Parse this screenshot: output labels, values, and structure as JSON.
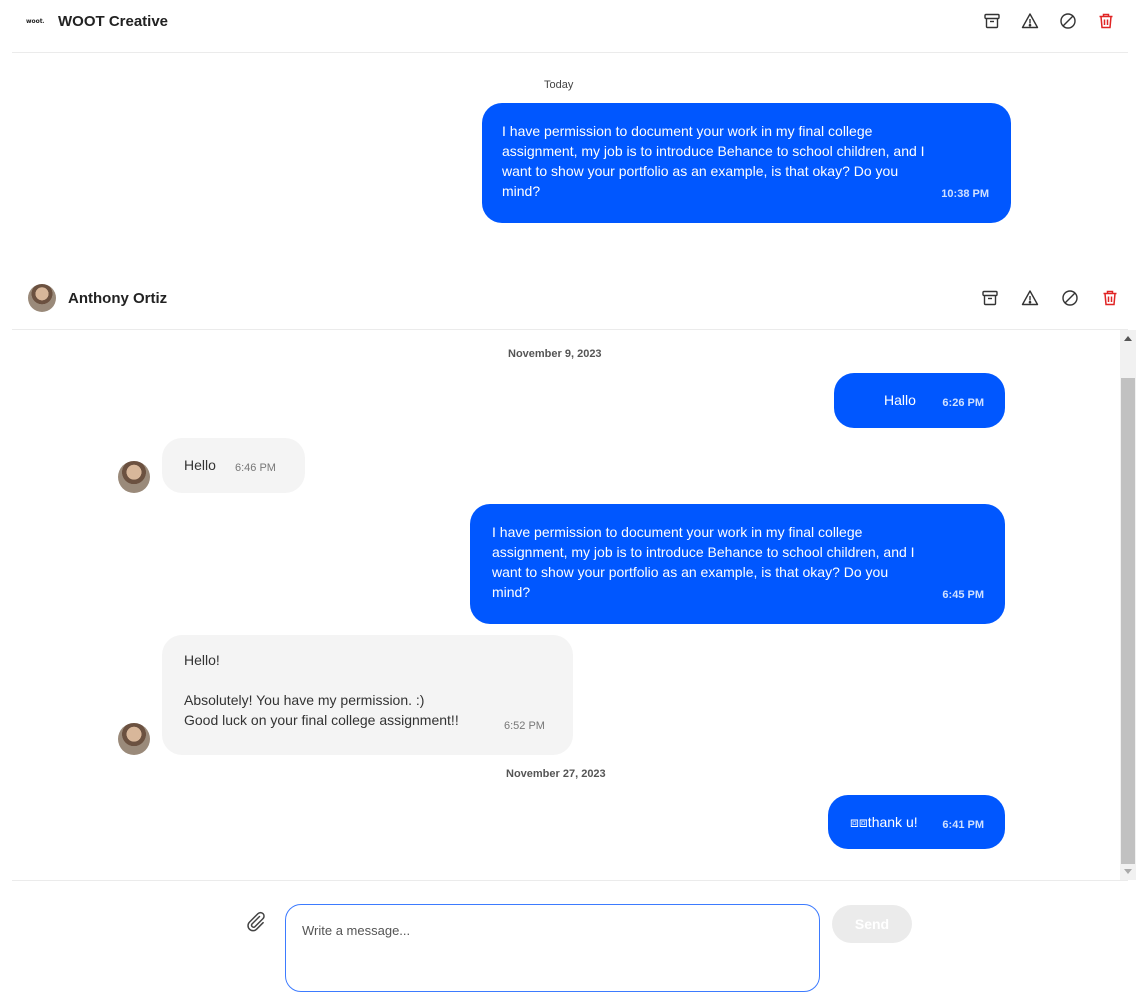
{
  "thread1": {
    "title": "WOOT Creative",
    "logo_text": "woot.",
    "date": "Today",
    "message": {
      "text": "I have permission to document your work in my final college assignment, my job is to introduce Behance to school children, and I want to show your portfolio as an example, is that okay? Do you mind?",
      "time": "10:38 PM"
    }
  },
  "thread2": {
    "title": "Anthony Ortiz",
    "dates": [
      "November 9, 2023",
      "November 27, 2023"
    ],
    "messages": [
      {
        "dir": "out",
        "text": "Hallo",
        "time": "6:26 PM"
      },
      {
        "dir": "in",
        "text": "Hello",
        "time": "6:46 PM"
      },
      {
        "dir": "out",
        "text": "I have permission to document your work in my final college assignment, my job is to introduce Behance to school children, and I want to show your portfolio as an example, is that okay? Do you mind?",
        "time": "6:45 PM"
      },
      {
        "dir": "in",
        "text": "Hello!\n\nAbsolutely! You have my permission. :)\nGood luck on your final college assignment!!",
        "time": "6:52 PM"
      },
      {
        "dir": "out",
        "text": "⧈⧈thank u!",
        "time": "6:41 PM"
      }
    ]
  },
  "actions": {
    "icons": [
      "archive-icon",
      "report-icon",
      "block-icon",
      "delete-icon"
    ],
    "delete_color": "#e02424"
  },
  "composer": {
    "placeholder": "Write a message...",
    "send_label": "Send"
  },
  "colors": {
    "outgoing_bubble": "#0057ff",
    "incoming_bubble": "#f4f4f4",
    "input_border": "#3d7bff"
  }
}
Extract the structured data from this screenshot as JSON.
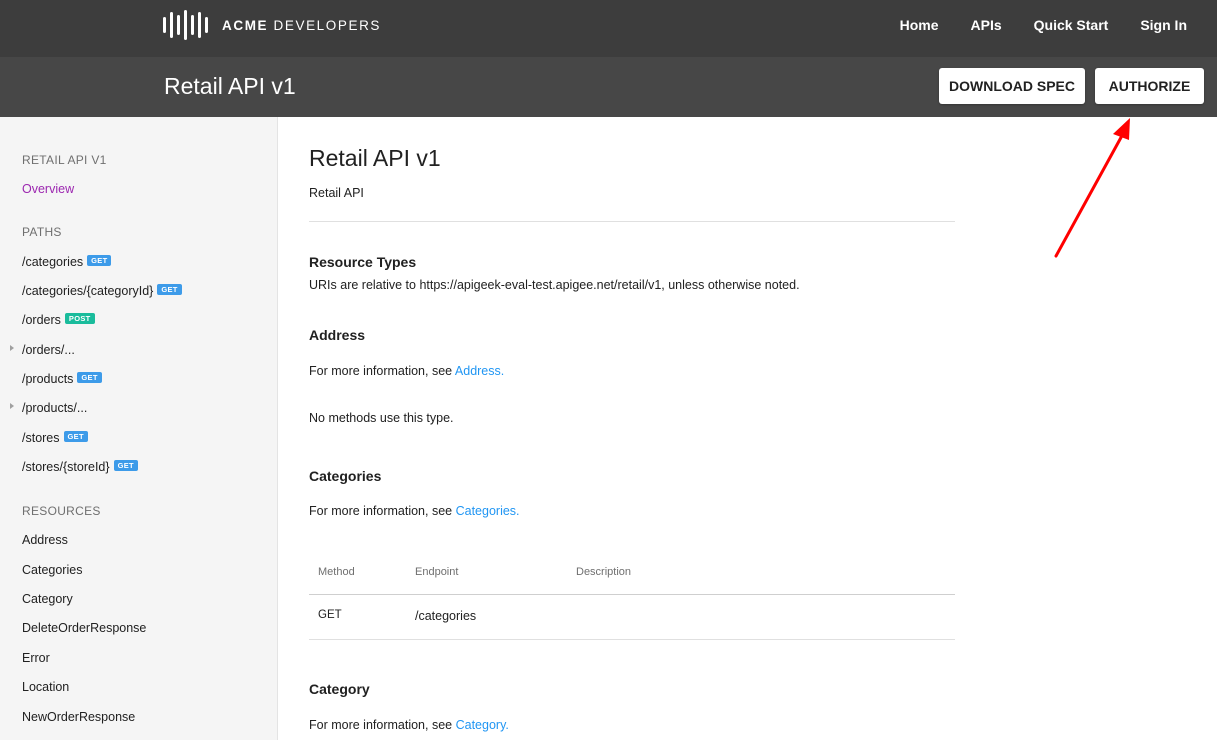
{
  "brand": {
    "name_bold": "ACME",
    "name_rest": " DEVELOPERS"
  },
  "nav": {
    "home": "Home",
    "apis": "APIs",
    "quick_start": "Quick Start",
    "sign_in": "Sign In"
  },
  "header": {
    "title": "Retail API v1",
    "download_label": "DOWNLOAD SPEC",
    "authorize_label": "AUTHORIZE"
  },
  "sidebar": {
    "api_heading": "RETAIL API V1",
    "overview": "Overview",
    "paths_heading": "PATHS",
    "paths": [
      {
        "label": "/categories",
        "method": "GET"
      },
      {
        "label": "/categories/{categoryId}",
        "method": "GET"
      },
      {
        "label": "/orders",
        "method": "POST"
      },
      {
        "label": "/orders/...",
        "method": ""
      },
      {
        "label": "/products",
        "method": "GET"
      },
      {
        "label": "/products/...",
        "method": ""
      },
      {
        "label": "/stores",
        "method": "GET"
      },
      {
        "label": "/stores/{storeId}",
        "method": "GET"
      }
    ],
    "resources_heading": "RESOURCES",
    "resources": [
      "Address",
      "Categories",
      "Category",
      "DeleteOrderResponse",
      "Error",
      "Location",
      "NewOrderResponse"
    ]
  },
  "main": {
    "title": "Retail API v1",
    "subtitle": "Retail API",
    "resource_types": {
      "title": "Resource Types",
      "text": "URIs are relative to https://apigeek-eval-test.apigee.net/retail/v1, unless otherwise noted."
    },
    "address": {
      "title": "Address",
      "info_prefix": "For more information, see ",
      "info_link": "Address.",
      "no_methods": "No methods use this type."
    },
    "categories": {
      "title": "Categories",
      "info_prefix": "For more information, see ",
      "info_link": "Categories.",
      "table": {
        "headers": [
          "Method",
          "Endpoint",
          "Description"
        ],
        "rows": [
          {
            "method": "GET",
            "endpoint": "/categories",
            "description": ""
          }
        ]
      }
    },
    "category": {
      "title": "Category",
      "info_prefix": "For more information, see ",
      "info_link": "Category."
    }
  },
  "colors": {
    "nav_bg": "#3d3d3d",
    "header_bg": "#474747",
    "link": "#2196f3",
    "active": "#9c27b0",
    "get_badge": "#3d9be9",
    "post_badge": "#1abc9c",
    "arrow": "#ff0000"
  }
}
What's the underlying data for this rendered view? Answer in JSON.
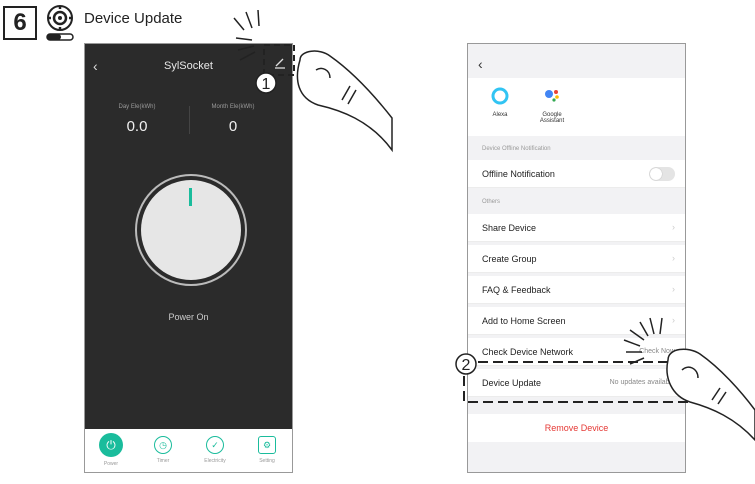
{
  "step": {
    "number": "6",
    "title": "Device Update"
  },
  "phone1": {
    "title": "SylSocket",
    "day_label": "Day Ele(kWh)",
    "day_value": "0.0",
    "month_label": "Month Ele(kWh)",
    "month_value": "0",
    "status": "Power On",
    "tabs": [
      {
        "label": "Power",
        "icon": "power-icon"
      },
      {
        "label": "Timer",
        "icon": "clock-icon"
      },
      {
        "label": "Electricity",
        "icon": "electricity-icon"
      },
      {
        "label": "Setting",
        "icon": "gear-icon"
      }
    ]
  },
  "phone2": {
    "assistants": [
      {
        "label": "Alexa"
      },
      {
        "label": "Google Assistant"
      }
    ],
    "section_offline": "Device Offline Notification",
    "offline_label": "Offline Notification",
    "section_others": "Others",
    "rows": {
      "share": "Share Device",
      "group": "Create Group",
      "faq": "FAQ & Feedback",
      "home": "Add to Home Screen",
      "network": "Check Device Network",
      "network_value": "Check Now",
      "update": "Device Update",
      "update_value": "No updates available"
    },
    "remove": "Remove Device"
  },
  "markers": {
    "one": "1",
    "two": "2"
  },
  "colors": {
    "accent": "#1abc9c",
    "danger": "#e53935"
  }
}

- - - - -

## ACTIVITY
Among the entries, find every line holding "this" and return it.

## RESULT
Parse this screenshot: output labels, values, and structure as JSON.
Extract the structured data from this screenshot as JSON.
      "no_methods": "No methods use this type."
What's the underlying data for this rendered view? Answer in JSON.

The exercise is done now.